    Replacement by invasion, especially in ancient times, might have dramatically different effects on the male and female lines of descent.

  • http://forwhattheywereweare.blogspot.com/ Maju

    Absolutely Grey: I was considering only the male line, the one that may have been affected the most. Today’s Japanese show at least 50% of Y-DNA lineages that are exclusive from Japan (D2, C1) and therefore pre-Yaoi. I am not sure of the female apportions right now but surely much bigger in favor of local ancestry (80%?).

  • dnm

    @Maju

    I think you mean Yayoi. Yaoi is something else…

  • http://forwhattheywereweare.blogspot.com/ Maju

    Sure Yayoi. Wonder what was I thinking, ahem (your links are broken but I found what they mean anyhow). :D

NEW ON DISCOVER
OPEN
CITIZEN SCIENCE
ADVERTISEMENT

Discover's Newsletter

Sign up to get the latest science news delivered weekly right to your inbox!

Gene Expression

This blog is about evolution, genetics, genomics and their interstices. Please beware that comments are aggressively moderated. Uncivil or churlish comments will likely get you banned immediately, so make any contribution count!

About Razib Khan

I have degrees in biology and biochemistry, a passion for genetics, history, and philosophy, and shrimp is my favorite food. In relation to nationality I'm a American Northwesterner, in politics I'm a reactionary, and as for religion I have none (I'm an atheist). If you want to know more, see the links at http://www.razib.com

ADVERTISEMENT

See More

ADVERTISEMENT

RSS Razib’s Pinboard

Edifying books

Collapse bottom bar
+

Login to your Account

X
E-mail address:
Password:
Remember me
Forgot your password?
No problem.
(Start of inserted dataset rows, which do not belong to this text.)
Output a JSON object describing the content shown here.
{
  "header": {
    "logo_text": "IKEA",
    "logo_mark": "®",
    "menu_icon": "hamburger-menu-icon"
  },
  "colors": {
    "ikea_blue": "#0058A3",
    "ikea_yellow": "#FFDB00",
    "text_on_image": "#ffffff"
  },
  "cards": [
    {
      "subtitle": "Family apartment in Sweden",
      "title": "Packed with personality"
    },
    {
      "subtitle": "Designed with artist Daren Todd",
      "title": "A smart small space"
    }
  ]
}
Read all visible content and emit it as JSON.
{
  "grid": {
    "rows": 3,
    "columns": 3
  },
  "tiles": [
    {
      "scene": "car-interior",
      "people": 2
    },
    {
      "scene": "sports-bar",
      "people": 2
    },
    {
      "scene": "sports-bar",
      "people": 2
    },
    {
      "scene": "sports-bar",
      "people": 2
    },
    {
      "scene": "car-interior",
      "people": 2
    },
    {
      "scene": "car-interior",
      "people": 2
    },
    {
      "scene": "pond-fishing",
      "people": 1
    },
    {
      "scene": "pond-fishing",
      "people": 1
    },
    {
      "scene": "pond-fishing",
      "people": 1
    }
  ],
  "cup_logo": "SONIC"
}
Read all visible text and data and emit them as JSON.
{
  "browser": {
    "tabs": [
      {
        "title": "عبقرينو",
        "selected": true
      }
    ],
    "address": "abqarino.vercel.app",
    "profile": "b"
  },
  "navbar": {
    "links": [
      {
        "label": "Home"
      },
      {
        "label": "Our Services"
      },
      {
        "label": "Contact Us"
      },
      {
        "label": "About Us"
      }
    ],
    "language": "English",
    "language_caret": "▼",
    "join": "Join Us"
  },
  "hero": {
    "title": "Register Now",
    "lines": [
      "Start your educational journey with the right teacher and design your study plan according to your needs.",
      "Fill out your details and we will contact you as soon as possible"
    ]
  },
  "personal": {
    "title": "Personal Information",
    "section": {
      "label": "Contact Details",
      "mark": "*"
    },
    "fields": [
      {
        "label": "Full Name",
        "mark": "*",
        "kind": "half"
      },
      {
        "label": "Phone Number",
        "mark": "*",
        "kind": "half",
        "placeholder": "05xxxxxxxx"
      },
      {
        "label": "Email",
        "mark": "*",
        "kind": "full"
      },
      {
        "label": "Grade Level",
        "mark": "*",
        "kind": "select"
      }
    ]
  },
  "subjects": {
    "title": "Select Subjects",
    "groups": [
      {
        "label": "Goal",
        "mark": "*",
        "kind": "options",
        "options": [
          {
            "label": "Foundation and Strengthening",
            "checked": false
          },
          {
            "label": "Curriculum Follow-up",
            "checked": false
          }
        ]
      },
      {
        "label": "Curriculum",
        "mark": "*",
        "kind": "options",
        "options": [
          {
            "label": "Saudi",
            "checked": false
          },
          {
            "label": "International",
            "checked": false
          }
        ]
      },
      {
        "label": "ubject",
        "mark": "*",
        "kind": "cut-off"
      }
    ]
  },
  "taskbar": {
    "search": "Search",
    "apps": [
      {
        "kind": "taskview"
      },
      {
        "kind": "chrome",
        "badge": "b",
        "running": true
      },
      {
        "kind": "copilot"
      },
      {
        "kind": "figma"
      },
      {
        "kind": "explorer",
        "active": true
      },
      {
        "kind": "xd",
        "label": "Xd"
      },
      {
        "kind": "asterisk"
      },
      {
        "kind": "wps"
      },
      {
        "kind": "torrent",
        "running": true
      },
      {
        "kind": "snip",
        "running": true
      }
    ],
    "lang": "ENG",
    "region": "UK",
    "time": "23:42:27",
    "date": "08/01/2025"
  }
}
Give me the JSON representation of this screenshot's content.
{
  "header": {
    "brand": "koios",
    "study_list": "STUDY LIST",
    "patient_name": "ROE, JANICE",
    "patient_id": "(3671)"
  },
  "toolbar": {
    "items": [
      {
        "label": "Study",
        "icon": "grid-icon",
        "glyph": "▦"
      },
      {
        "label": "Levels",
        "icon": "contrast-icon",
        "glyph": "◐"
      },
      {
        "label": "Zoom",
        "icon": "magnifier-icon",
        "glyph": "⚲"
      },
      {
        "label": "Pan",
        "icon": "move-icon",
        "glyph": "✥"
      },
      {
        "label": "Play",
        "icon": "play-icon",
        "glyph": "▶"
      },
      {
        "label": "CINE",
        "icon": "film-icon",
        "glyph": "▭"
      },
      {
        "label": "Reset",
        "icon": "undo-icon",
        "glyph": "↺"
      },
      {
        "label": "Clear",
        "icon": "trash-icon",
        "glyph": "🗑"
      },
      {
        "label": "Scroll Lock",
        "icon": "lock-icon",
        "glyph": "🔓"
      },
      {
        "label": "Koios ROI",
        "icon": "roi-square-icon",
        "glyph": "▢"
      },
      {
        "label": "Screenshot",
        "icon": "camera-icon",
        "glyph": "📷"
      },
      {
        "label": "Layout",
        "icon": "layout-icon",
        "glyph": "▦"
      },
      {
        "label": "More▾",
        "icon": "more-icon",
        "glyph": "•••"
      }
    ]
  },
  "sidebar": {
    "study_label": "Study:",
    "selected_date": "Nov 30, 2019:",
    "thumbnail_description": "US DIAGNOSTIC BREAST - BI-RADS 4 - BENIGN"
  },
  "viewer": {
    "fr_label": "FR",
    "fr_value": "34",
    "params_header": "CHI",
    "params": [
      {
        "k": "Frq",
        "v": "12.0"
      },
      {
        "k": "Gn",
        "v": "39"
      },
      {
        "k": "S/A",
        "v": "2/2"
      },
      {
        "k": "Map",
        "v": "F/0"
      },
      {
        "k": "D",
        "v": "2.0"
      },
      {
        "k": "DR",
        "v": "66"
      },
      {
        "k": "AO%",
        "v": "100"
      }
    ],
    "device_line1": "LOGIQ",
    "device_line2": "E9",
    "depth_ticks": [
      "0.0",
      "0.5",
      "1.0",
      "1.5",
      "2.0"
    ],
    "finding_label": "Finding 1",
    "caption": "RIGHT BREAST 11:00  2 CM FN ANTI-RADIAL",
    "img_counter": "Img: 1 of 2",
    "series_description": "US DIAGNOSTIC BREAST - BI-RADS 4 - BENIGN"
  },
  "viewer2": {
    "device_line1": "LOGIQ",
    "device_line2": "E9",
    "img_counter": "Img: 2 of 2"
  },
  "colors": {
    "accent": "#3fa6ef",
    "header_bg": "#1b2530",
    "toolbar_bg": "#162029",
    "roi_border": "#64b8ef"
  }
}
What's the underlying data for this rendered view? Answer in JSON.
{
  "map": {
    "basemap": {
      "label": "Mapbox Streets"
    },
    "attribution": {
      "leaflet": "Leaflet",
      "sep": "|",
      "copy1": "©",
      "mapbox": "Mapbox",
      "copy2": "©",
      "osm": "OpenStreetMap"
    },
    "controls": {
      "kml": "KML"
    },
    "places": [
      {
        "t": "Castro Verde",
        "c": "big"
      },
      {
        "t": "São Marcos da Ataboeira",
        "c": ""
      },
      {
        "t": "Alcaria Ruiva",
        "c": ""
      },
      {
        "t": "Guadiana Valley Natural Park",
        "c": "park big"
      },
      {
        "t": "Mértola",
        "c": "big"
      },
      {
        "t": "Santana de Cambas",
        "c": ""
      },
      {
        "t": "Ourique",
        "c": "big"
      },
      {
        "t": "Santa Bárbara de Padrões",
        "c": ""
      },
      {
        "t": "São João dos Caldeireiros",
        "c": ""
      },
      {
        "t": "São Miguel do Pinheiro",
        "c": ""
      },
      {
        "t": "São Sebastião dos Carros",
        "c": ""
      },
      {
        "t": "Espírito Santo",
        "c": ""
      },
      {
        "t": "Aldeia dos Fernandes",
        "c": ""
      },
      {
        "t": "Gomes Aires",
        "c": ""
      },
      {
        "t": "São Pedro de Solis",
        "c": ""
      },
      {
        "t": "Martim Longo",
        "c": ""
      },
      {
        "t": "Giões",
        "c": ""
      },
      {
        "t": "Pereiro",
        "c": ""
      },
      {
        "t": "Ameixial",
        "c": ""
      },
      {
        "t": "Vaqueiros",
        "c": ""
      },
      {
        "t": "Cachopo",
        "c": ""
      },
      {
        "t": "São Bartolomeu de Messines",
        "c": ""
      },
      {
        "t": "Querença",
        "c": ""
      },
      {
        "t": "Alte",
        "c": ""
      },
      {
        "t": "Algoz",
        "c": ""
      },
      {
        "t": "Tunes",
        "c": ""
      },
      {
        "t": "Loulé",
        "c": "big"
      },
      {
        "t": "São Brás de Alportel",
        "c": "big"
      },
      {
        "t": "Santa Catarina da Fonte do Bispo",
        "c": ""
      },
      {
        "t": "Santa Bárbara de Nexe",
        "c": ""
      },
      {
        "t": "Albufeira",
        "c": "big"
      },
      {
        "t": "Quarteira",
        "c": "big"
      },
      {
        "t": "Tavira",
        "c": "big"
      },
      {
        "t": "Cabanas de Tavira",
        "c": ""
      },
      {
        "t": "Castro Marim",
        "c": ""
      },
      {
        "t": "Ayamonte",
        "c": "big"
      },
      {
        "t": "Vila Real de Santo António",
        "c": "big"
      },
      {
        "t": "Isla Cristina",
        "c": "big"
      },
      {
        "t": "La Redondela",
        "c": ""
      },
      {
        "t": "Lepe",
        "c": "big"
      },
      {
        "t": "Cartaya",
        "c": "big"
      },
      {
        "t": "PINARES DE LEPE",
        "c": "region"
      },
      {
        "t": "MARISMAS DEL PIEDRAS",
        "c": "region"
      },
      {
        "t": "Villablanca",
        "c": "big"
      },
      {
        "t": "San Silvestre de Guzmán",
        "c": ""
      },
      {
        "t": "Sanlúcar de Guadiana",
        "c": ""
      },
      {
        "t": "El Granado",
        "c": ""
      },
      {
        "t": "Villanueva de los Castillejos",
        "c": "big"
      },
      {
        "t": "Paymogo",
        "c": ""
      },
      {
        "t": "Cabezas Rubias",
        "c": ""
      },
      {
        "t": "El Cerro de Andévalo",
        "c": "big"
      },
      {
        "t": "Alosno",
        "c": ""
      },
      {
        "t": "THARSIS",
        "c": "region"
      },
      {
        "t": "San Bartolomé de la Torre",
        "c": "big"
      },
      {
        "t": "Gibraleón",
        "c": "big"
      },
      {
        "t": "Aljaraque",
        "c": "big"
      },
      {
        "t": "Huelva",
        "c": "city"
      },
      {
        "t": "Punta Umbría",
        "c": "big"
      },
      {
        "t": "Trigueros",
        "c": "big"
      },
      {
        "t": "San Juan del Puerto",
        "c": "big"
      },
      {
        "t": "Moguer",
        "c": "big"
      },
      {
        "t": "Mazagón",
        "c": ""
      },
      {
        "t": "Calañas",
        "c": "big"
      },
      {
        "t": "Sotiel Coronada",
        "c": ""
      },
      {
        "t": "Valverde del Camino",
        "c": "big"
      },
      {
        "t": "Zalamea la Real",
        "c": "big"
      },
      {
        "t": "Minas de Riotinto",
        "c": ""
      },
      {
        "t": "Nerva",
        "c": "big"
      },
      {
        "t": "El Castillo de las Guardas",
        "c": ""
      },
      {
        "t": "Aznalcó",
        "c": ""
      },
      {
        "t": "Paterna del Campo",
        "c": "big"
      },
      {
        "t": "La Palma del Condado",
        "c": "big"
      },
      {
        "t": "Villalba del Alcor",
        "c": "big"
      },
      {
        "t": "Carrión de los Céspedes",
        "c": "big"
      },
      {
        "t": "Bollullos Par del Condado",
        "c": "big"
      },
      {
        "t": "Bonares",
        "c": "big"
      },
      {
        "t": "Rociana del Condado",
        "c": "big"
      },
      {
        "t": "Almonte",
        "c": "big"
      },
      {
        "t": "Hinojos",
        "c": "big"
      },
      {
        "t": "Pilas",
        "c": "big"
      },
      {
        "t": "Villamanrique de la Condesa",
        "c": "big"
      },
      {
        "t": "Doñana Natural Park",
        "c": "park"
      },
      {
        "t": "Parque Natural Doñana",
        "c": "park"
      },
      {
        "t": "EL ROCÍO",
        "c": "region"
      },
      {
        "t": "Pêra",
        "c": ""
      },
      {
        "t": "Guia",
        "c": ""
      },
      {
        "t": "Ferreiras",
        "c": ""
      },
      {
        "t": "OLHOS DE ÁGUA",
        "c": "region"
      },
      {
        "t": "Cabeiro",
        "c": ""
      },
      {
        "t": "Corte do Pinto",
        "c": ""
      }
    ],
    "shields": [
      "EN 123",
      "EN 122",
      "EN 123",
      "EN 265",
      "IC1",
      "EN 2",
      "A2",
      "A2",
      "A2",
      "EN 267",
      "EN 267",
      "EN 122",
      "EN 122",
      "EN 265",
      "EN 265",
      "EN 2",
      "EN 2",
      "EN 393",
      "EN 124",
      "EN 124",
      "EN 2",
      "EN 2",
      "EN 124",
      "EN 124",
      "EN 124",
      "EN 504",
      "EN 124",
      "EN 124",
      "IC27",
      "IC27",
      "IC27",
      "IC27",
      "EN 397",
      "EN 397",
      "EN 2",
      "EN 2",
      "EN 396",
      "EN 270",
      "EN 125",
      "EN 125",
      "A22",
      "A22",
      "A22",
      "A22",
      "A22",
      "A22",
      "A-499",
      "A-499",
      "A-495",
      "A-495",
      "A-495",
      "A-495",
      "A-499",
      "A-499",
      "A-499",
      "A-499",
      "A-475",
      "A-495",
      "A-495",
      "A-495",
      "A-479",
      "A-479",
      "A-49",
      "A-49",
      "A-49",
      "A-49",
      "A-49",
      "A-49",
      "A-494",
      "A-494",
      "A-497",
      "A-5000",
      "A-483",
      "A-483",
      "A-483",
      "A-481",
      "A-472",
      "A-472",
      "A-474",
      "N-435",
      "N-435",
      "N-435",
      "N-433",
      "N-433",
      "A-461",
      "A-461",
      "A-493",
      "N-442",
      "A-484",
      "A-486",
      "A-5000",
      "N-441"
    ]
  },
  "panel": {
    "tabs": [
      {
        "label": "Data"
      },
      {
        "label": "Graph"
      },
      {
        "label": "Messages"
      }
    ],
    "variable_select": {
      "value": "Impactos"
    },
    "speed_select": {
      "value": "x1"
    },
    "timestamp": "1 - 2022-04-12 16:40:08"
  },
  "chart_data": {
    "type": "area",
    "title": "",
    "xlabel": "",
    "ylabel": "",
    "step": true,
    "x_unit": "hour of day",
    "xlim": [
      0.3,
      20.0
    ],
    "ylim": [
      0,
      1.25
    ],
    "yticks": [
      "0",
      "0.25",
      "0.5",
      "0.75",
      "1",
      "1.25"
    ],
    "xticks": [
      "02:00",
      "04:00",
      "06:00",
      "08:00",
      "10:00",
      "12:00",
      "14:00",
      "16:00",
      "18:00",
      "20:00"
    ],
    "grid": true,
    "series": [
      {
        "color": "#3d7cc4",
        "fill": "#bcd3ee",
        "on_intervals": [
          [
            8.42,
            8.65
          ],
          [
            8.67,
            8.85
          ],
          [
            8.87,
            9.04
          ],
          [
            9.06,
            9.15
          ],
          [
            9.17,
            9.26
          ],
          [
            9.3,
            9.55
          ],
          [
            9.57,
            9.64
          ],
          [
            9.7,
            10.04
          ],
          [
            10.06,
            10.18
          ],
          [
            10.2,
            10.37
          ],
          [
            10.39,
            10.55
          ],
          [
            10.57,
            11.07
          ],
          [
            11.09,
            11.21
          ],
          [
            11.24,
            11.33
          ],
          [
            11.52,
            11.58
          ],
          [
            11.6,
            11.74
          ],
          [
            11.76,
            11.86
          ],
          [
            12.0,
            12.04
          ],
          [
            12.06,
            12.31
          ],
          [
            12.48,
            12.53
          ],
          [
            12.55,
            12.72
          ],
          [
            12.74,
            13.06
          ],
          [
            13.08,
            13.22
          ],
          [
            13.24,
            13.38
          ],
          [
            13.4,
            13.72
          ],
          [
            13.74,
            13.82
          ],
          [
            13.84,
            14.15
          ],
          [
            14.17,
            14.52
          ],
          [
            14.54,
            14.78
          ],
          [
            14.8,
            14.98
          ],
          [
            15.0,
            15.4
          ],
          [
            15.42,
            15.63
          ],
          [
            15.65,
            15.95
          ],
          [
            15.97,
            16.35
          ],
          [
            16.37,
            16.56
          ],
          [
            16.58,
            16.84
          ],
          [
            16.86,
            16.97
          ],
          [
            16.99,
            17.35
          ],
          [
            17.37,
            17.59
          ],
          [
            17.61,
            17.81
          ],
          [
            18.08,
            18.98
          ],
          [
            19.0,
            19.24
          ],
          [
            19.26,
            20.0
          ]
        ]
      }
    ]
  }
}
Click here to have it e-mailed to you.

Not Registered Yet?

Register now for FREE. Registration only takes a few minutes to complete. Register now »